Portfolio Design Tips | Developing a Career Calling Card: Essential Tips for Creating that Killer Photography Portfolio
Portfolio Design Tips | Building a portfolio can be a daunting task, but photographers have it easy. While any other business owner has to settle for stock images, or find a professional to get good imagery for a website, photographers have at least that element of the website taken care of already. A well-designed portfolio is one of the most powerful ways to showcase your skills, and talent, especially when it can be accessed online, and around the world. However, keep in mind that beautiful images are not the only element of an effective portfolio.
Your photography portfolio may be the single most crucial thing that you can show to potential clients, and employers. A great photography portfolio will do more to help your career than any other marketing tool in your arsenal. What should you be thinking about when you’re building, or redesigning your portfolio? Here are a few tips to get you on the right track.
Before You Do ANYTHING, Decide Why You’re Building A Portfolio | Portfolio Design Tips
Do you want to be a wedding photographer, portrait photographer, event photographer, commercial photographer, or some combination of these disciplines? Keep in mind that you will have to take different approaches to designing a wedding photography website, and a landscape photography portfolio website. Whatever the reason may be, it is critical that you build your portfolio with this in mind. If you take 5 minutes to write down a goal for your online portfolio, your whole website will be simpler, and easier to both design, and use.
Keep It Short And Sweet | Portfolio Design Tips
Here’s the killer: your portfolio should include only 8 to 12 pictures. Your potential clients are busy people. With a portfolio, quantity counts for nothing. If the viewer wants to see more, they’ll look for it. And if they can’t find it, they’ll ask. The worst thing you can do is to swamp them with photos that are redundant. You might be the best rose photographer in the world, but showing 35 pictures of roses will mark you as an amateur.
Include Only Your Best Work | Portfolio Design Tips
It’s crucial that you include only your very best work in your portfolio. It should not only show that you’ve got great photography skills, but also that you have the ability to self-edit. Unless every person who sees it goes “WOW,” without needing an explanation of the image, it should not go into your portfolio. Unless it is consistent with the primary body of work for which you want to get hired, it should not go into your portfolio either. Consistency and distinction in your images should be a key goal. Showing anything but the best is often a waste of time; when you have someone’s attention, make every image count.
Make The Navigation Easy | Portfolio Design Tips

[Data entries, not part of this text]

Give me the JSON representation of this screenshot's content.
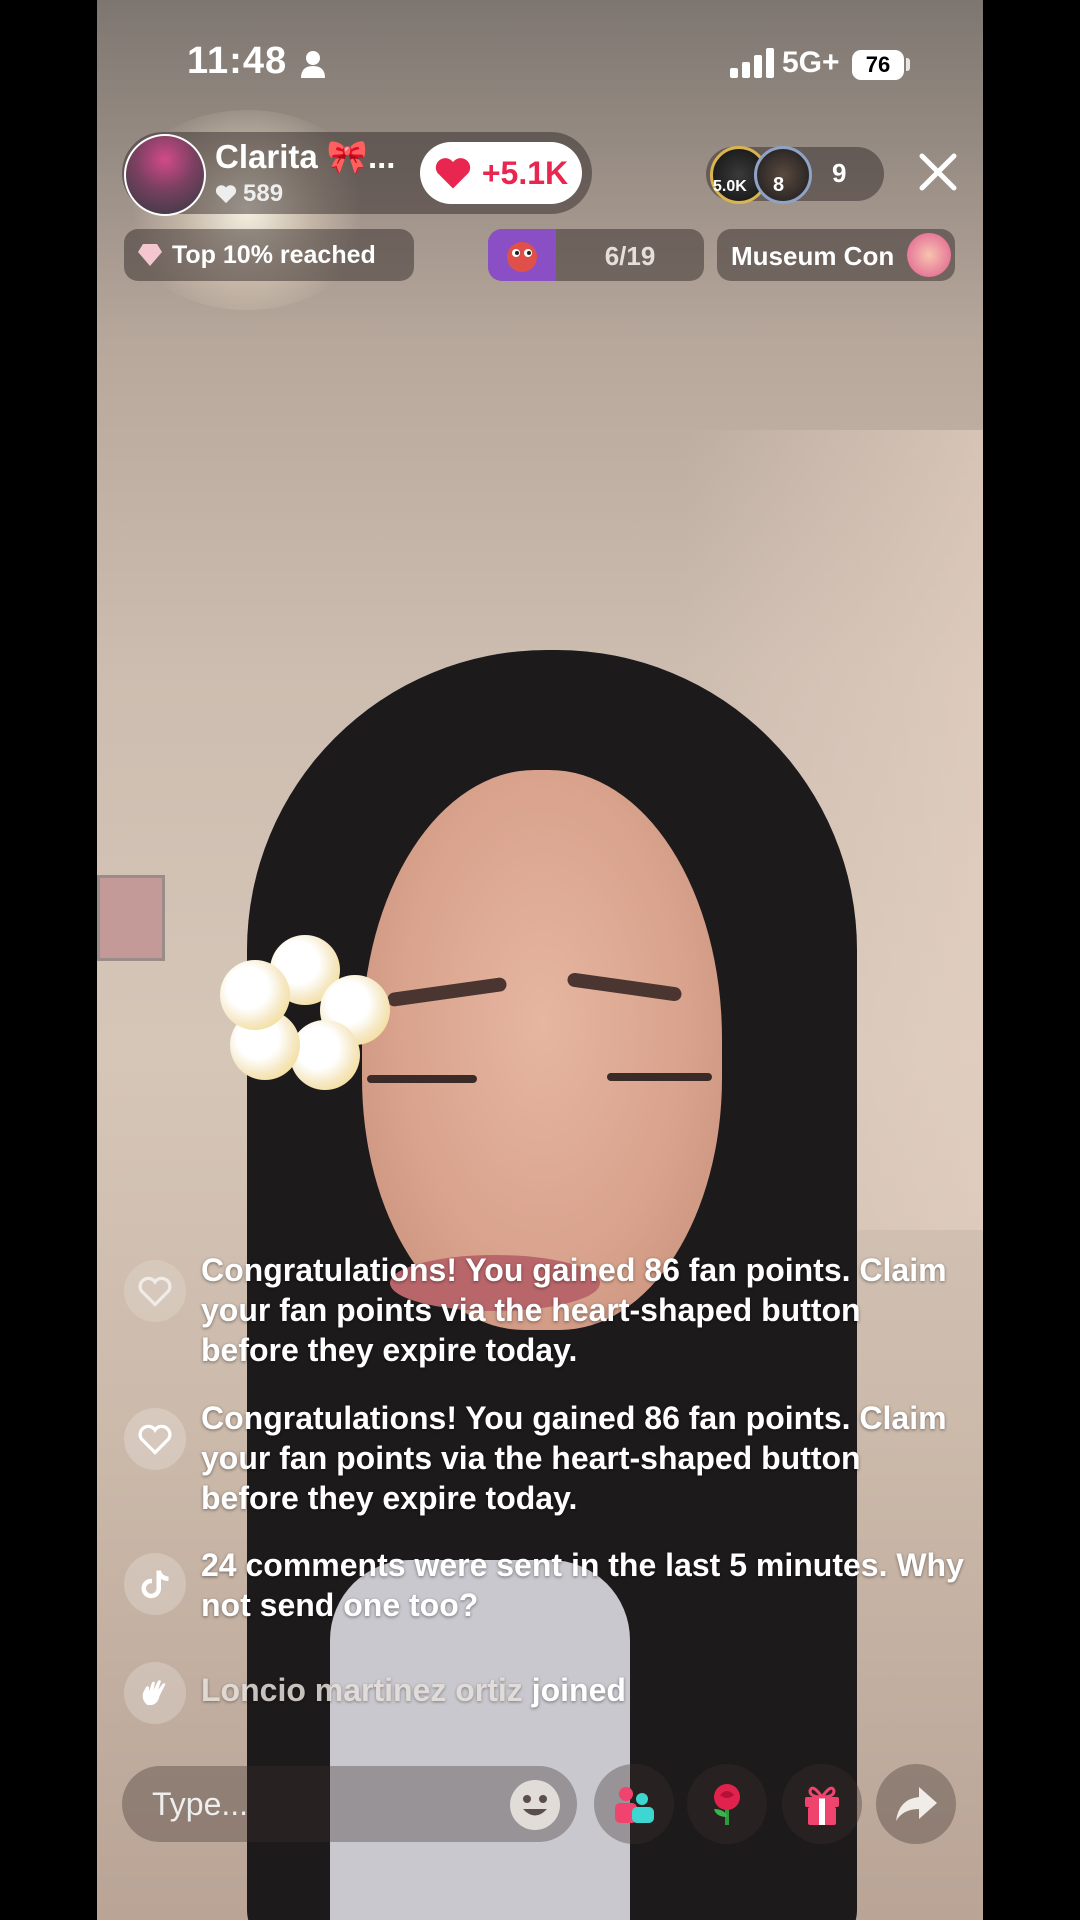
{
  "status_bar": {
    "time": "11:48",
    "network": "5G+",
    "battery": "76"
  },
  "host": {
    "name": "Clarita 🎀...",
    "likes": "589",
    "like_button_label": "+5.1K"
  },
  "viewers": {
    "badge_1": "5.0K",
    "badge_2": "8",
    "count": "9"
  },
  "badges": {
    "top_label": "Top 10% reached",
    "goal_progress": "6/19",
    "museum_label": "Museum Con"
  },
  "chat": [
    {
      "icon": "heart-outline-icon",
      "text": "Congratulations! You gained 86 fan points. Claim your fan points via the heart-shaped button before they expire today."
    },
    {
      "icon": "heart-outline-icon",
      "text": "Congratulations! You gained 86 fan points. Claim your fan points via the heart-shaped button before they expire today."
    },
    {
      "icon": "tiktok-icon",
      "text": "24 comments were sent in the last 5 minutes. Why not send one too?"
    },
    {
      "icon": "waving-hand-icon",
      "name": "Loncio martinez ortiz",
      "action": "joined"
    }
  ],
  "input": {
    "placeholder": "Type..."
  },
  "colors": {
    "accent": "#e8264f",
    "goal": "#8b4fc5",
    "gift": "#f0436e"
  }
}
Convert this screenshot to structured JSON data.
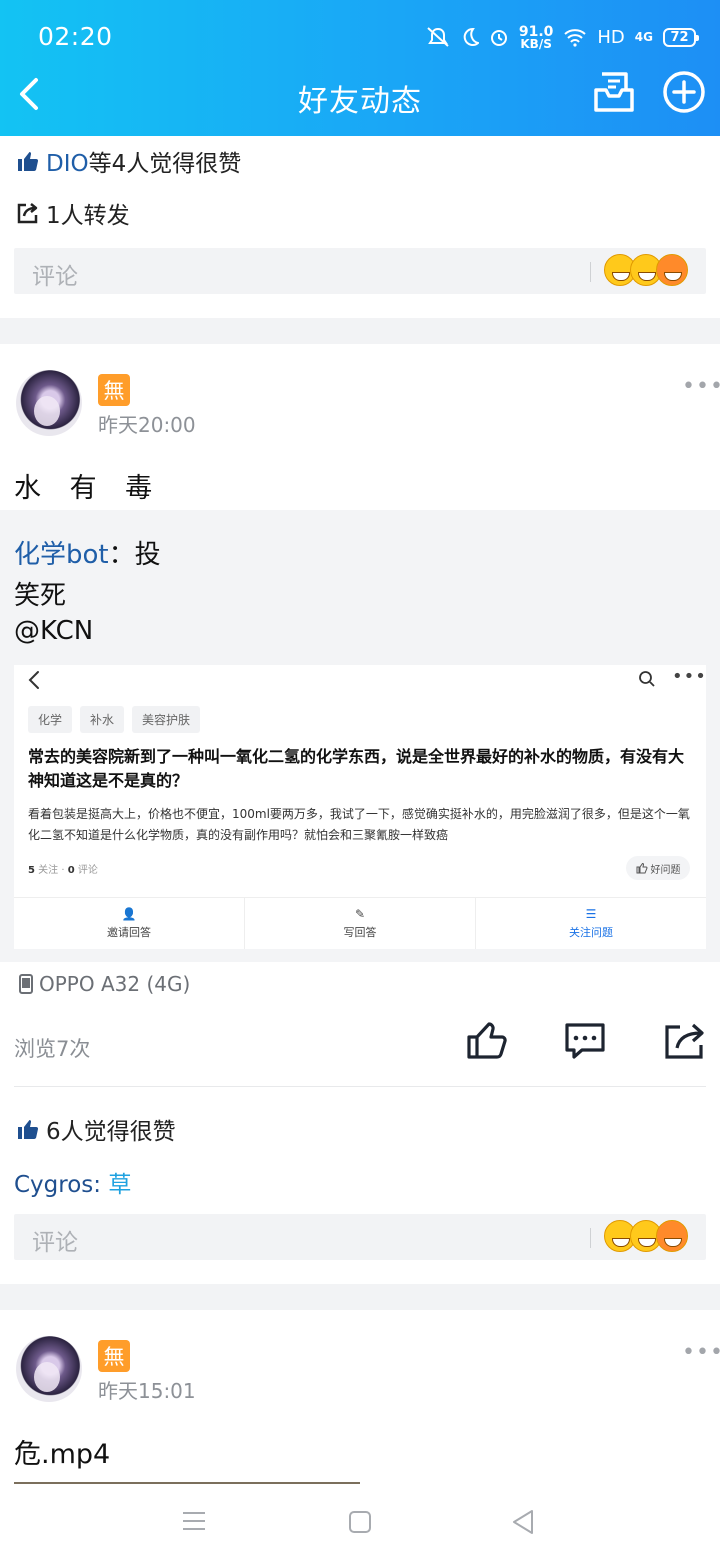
{
  "status_bar": {
    "time": "02:20",
    "speed": "91.0",
    "speed_unit": "KB/S",
    "hd": "HD",
    "net": "4G",
    "battery": "72"
  },
  "header": {
    "title": "好友动态"
  },
  "prev_post": {
    "likes_user": "DIO",
    "likes_suffix": "等4人觉得很赞",
    "share_text": "1人转发",
    "comment_placeholder": "评论"
  },
  "post1": {
    "badge": "無",
    "time": "昨天20:00",
    "text": "水 有 毒",
    "quote_author": "化学bot",
    "quote_sep": "：",
    "quote_text1": "投",
    "quote_text2": "笑死",
    "quote_mention": "@KCN",
    "card": {
      "tags": [
        "化学",
        "补水",
        "美容护肤"
      ],
      "title": "常去的美容院新到了一种叫一氧化二氢的化学东西，说是全世界最好的补水的物质，有没有大神知道这是不是真的？",
      "body": "看着包装是挺高大上，价格也不便宜，100ml要两万多，我试了一下，感觉确实挺补水的，用完脸滋润了很多，但是这个一氧化二氢不知道是什么化学物质，真的没有副作用吗？就怕会和三聚氰胺一样致癌",
      "followers_count": "5",
      "followers_label": "关注",
      "comments_count": "0",
      "comments_label": "评论",
      "good_question": "好问题",
      "actions": [
        "邀请回答",
        "写回答",
        "关注问题"
      ]
    },
    "device": "OPPO A32 (4G)",
    "views": "浏览7次",
    "likes": "6人觉得很赞",
    "comment_user": "Cygros:",
    "comment_text": "草",
    "comment_placeholder": "评论"
  },
  "post2": {
    "badge": "無",
    "time": "昨天15:01",
    "text": "危.mp4"
  },
  "icons": {
    "back": "chevron-left-icon",
    "inbox": "mail-tray-icon",
    "add": "plus-circle-icon",
    "like": "thumbs-up-icon",
    "comment": "chat-bubble-icon",
    "share": "share-icon",
    "device": "phone-icon"
  },
  "colors": {
    "header_start": "#13c3f3",
    "header_end": "#1d8ff5",
    "link": "#1f5ea8",
    "badge": "#ff9d2a",
    "accent": "#1a72e6"
  }
}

When it comes to designing a navigation bar for your website with links to the different pages, DO NOT GET CREATIVE! Make the website dead simple to navigate. You should engage your visitors in your portfolio within the first 10 seconds, otherwise they will leave you for somebody else. So don’t make people look for your pictures during this time. If your website is too hard to use, your potential clients will be easily turned off, and will produce more negative feelings towards your work. Think about your navigation, and make it as easy, and natural as possible to use.
Keep It Fresh | Portfolio Design Tips
Just like seafood, it’s better fresh. Once you’ve finished working on your portfolio, keep it as up to date as possible. Nobody is interested in monotonous websites. Build an unforgettable viewing experience, and you’ll be a successful photographer with a fabulous portfolio. Aside from assembling it in the first place, this task is one of the biggest challenges of a great portfolio. As you evolve, and grow as a photographer, and add different elements to your style (or polish it), don’t forget to showcase that growth in the portfolio.
Make It Easy For Your Users To Contact You | Portfolio Design Tips
Regardless of how good your work is, if your potential clients can’t reach you, you’re not getting any work. If the goal of your portfolio is to land you assignments, then make sure a client knows how to contact you, so you can actually get one. Whether it’s a contact page, a phone number on every page, or an email address in the footer, finding your contact information should be a breeze for your users.